When it comes to early intervention, the earlier the better and really, every month counts. From 0-3 years of age, a child's brain is building millions of neural connections a minute. It is much easier, faster and more efficient to make changes while the neural pathways are being created, rather than trying to change neural connections after they have been formed.

Neural Connection Formations from Birth to 2 Years of Age (3).png
Early Intervention

Key Take-Aways

Signs of developmental delays and autism can be observed beginning around 6-12 months of age

From 0 to 3 years of age the brain is developing more rapidly than any other time during one's life, making millions of neural connections every minute

Providing support while these neural pathways are being formed allows for the most significant gains to be made in the least amount of time

What is Parent-Mediated Intervention?

 Why is a Parent-Mediated service delivery model  so important? 

Different or atypical child development can often lead to atypical parental responsiveness. For example, a child may occupy themselves for an extended period of time by lining up their toys into various geometric shapes and every time the parent tries to engage with the child or toys, the child gets very frustrated and upset. Over time, the parent may feel more reluctant to try and engage with the child during this time because this often leads to challenging behavior or meltdowns. However, this may result in the strengthening of those rigid repetitive behaviours along with the challenging behaviour increasing all while missing out on valuable social engagement.

By teaching parents how to maximize the engagement with their child and turn daily routines into learning opportunities that practise and teach social communicative skills allows the parent to feel more competent and effective at engaging with their child. This can act as a protective factor for parental stress, anxiety and depression all while moving their child’s developmental forward. 


By using a parent-mediated service delivery approach, the transaction parental cycle which may be maintaining or increasing problematic behaviours can be reversed and begin to further aid the child’s social, communication and play development.

Family and childhood concept. Boy and bearded man play together on wooden wall background.

The role of parents in intervention

For infants and toddlers,  learning occurs throughout the entire day; meal times, getting dressed, bath time, play time, car rides, grandmas house, etc.


Parents are the best teachers when it comes to their child, not just because they know them the best, but because they are there day after day

If a child begins to develop atypically, often times parents begin to respond atypically which can  inadvertently increase challenging behaviours and exasperate delays

Parent Coaching gives parents the tools to create a rich learning environment for their child, build strong social connections and reduce challenging behaviours. 

Parent-Mediated Intervention

The SPARC in action 
12 sessions of parent coaching condensed to 8 minutes.

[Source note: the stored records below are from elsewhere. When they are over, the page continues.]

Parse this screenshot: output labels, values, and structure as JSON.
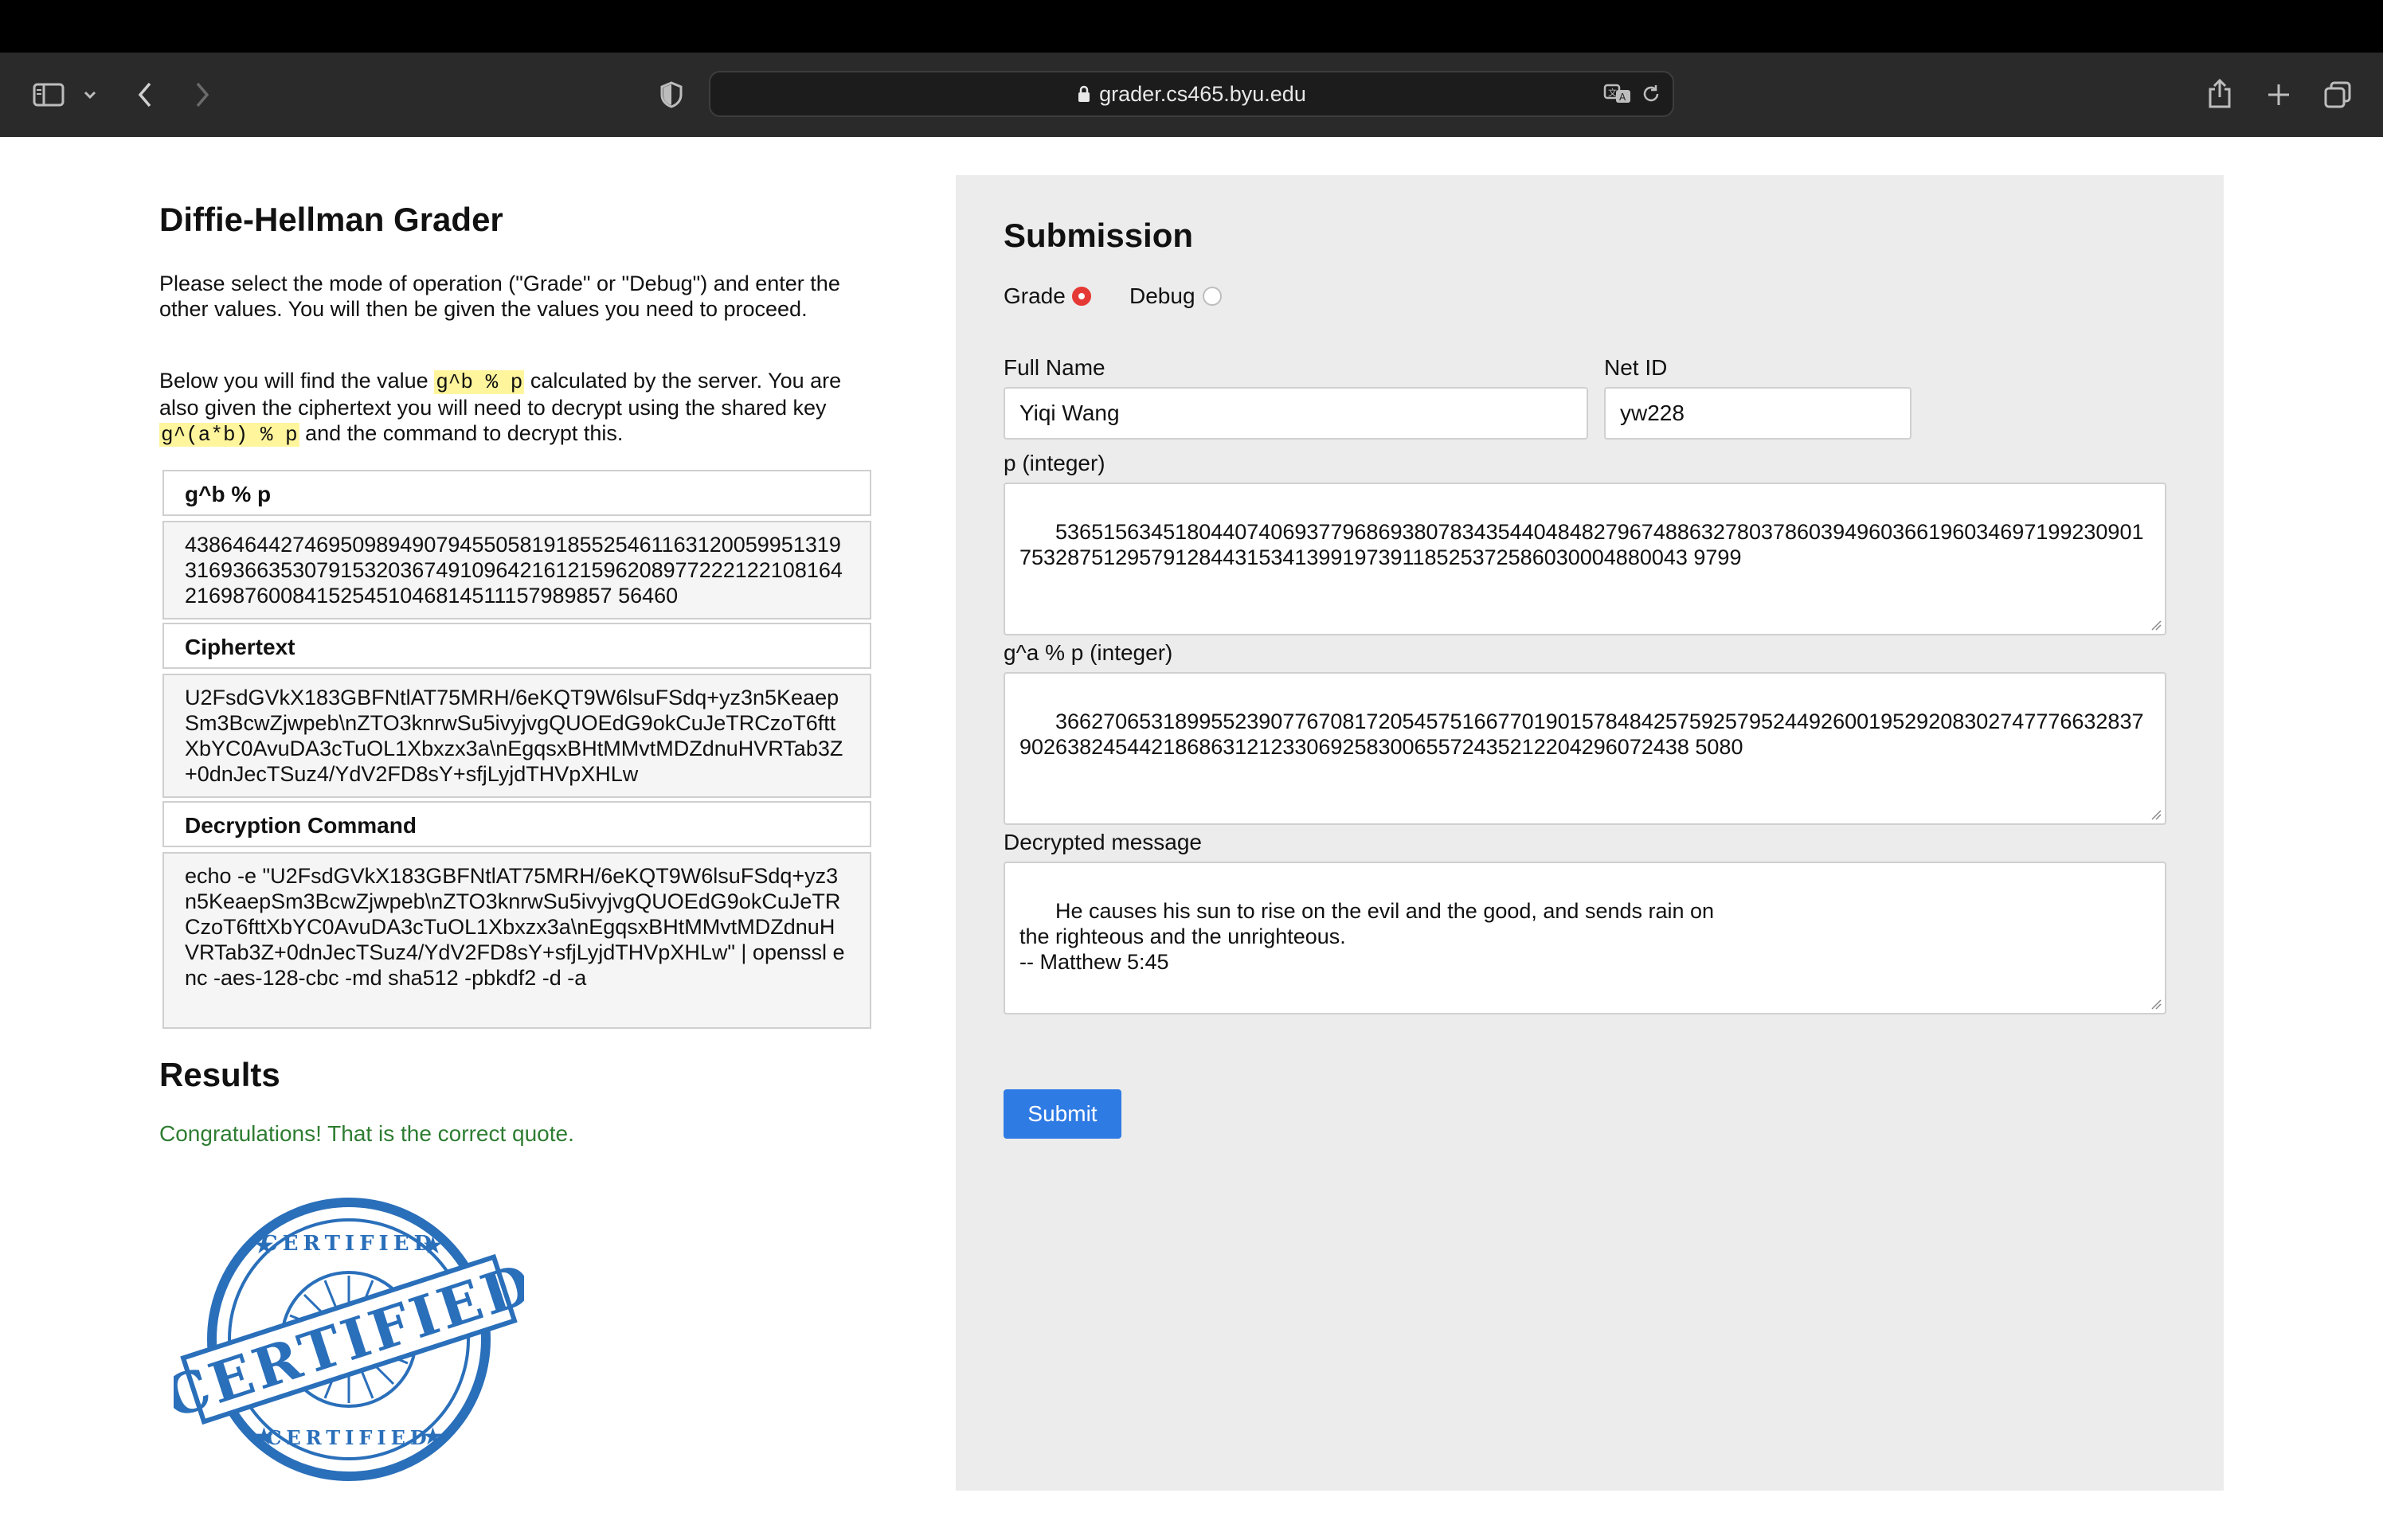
{
  "browser": {
    "url": "grader.cs465.byu.edu"
  },
  "left": {
    "title": "Diffie-Hellman Grader",
    "intro": "Please select the mode of operation (\"Grade\" or \"Debug\") and enter the other values. You will then be given the values you need to proceed.",
    "below_pre": "Below you will find the value ",
    "below_code1": "g^b % p",
    "below_mid": " calculated by the server. You are also given the ciphertext you will need to decrypt using the shared key ",
    "below_code2": "g^(a*b) % p",
    "below_post": " and the command to decrypt this.",
    "gbp_label": "g^b % p",
    "gbp_value": "43864644274695098949079455058191855254611631200599513193169366353079153203674910964216121596208977222122108164216987600841525451046814511157989857 56460",
    "cipher_label": "Ciphertext",
    "cipher_value": "U2FsdGVkX183GBFNtlAT75MRH/6eKQT9W6lsuFSdq+yz3n5KeaepSm3BcwZjwpeb\\nZTO3knrwSu5ivyjvgQUOEdG9okCuJeTRCzoT6fttXbYC0AvuDA3cTuOL1Xbxzx3a\\nEgqsxBHtMMvtMDZdnuHVRTab3Z+0dnJecTSuz4/YdV2FD8sY+sfjLyjdTHVpXHLw",
    "cmd_label": "Decryption Command",
    "cmd_value": "echo -e \"U2FsdGVkX183GBFNtlAT75MRH/6eKQT9W6lsuFSdq+yz3n5KeaepSm3BcwZjwpeb\\nZTO3knrwSu5ivyjvgQUOEdG9okCuJeTRCzoT6fttXbYC0AvuDA3cTuOL1Xbxzx3a\\nEgqsxBHtMMvtMDZdnuHVRTab3Z+0dnJecTSuz4/YdV2FD8sY+sfjLyjdTHVpXHLw\" | openssl enc -aes-128-cbc -md sha512 -pbkdf2 -d -a",
    "results_title": "Results",
    "results_message": "Congratulations! That is the correct quote.",
    "stamp_top": "CERTIFIED",
    "stamp_main": "CERTIFIED",
    "stamp_bottom": "CERTIFIED"
  },
  "submission": {
    "title": "Submission",
    "mode_grade": "Grade",
    "mode_debug": "Debug",
    "selected_mode": "Grade",
    "full_name_label": "Full Name",
    "full_name_value": "Yiqi Wang",
    "net_id_label": "Net ID",
    "net_id_value": "yw228",
    "p_label": "p (integer)",
    "p_value": "536515634518044074069377968693807834354404848279674886327803786039496036619603469719923090175328751295791284431534139919739118525372586030004880043 9799",
    "ga_label": "g^a % p (integer)",
    "ga_value": "366270653189955239077670817205457516677019015784842575925795244926001952920830274777663283790263824544218686312123306925830065572435212204296072438 5080",
    "msg_label": "Decrypted message",
    "msg_value": "He causes his sun to rise on the evil and the good, and sends rain on\nthe righteous and the unrighteous.\n-- Matthew 5:45",
    "submit_label": "Submit"
  },
  "colors": {
    "accent": "#2f7be4",
    "radio_selected": "#e53935",
    "success": "#2e7d32",
    "highlight": "#fff59d",
    "stamp": "#2a6fba"
  }
}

The Sequential PARent Curriculum (aka The SPARC) is designed to address very early developmental delays and signs of autism which emerge in infants between 9 and 18 months of age. 

The SPARC is is comprised of 12-weekly lesson plans targeting early childhood social and communicative development through parent-mediated intervention and coaching. 

The SPARC combines the foundations of natural environment teaching, functional communication training, verbal behaviour, motivation and shaping procedures as the primary methods of teaching early social communicative skills.

It is the first pre-diagnostic comprehensive treatment model to teach language using a verbal behaviour framework.


The SPARC is a 12 session curriculum which will focus on how to:

Follow your child's lead and interests 

Have more fun with your child and expand the activities that make them smile

Set up your environment for success 

Practice imitation (gross motor, fine motor, oral motor and vocal)

Teach and encourage the use of gestures such as waving, pointing, giving objects and showing objects 

Encourage joint attention and referencing 

Create learning opportunities across play, bath time, meal time, dressing and other daily routines. 

Build the foundations for future  communication and learning


Service Delivery Models

Parent Coaching 
Infants and Toddlers 
6 mos - 2 yrs 

Woman and baby playing musical toys in nursery_edited.jpg

6 Week Program 


75 mins sessions x6 


Virtual or In-person


Learn how to create engagement, learning opportunities and communication foundations through playing with your child. 

Early Behaviour support 
Consultation model

1-2 Observations per month 

Virtual or In-Person 


Assessment, Program Creation, Training, Observations and Program Updates

bottom of page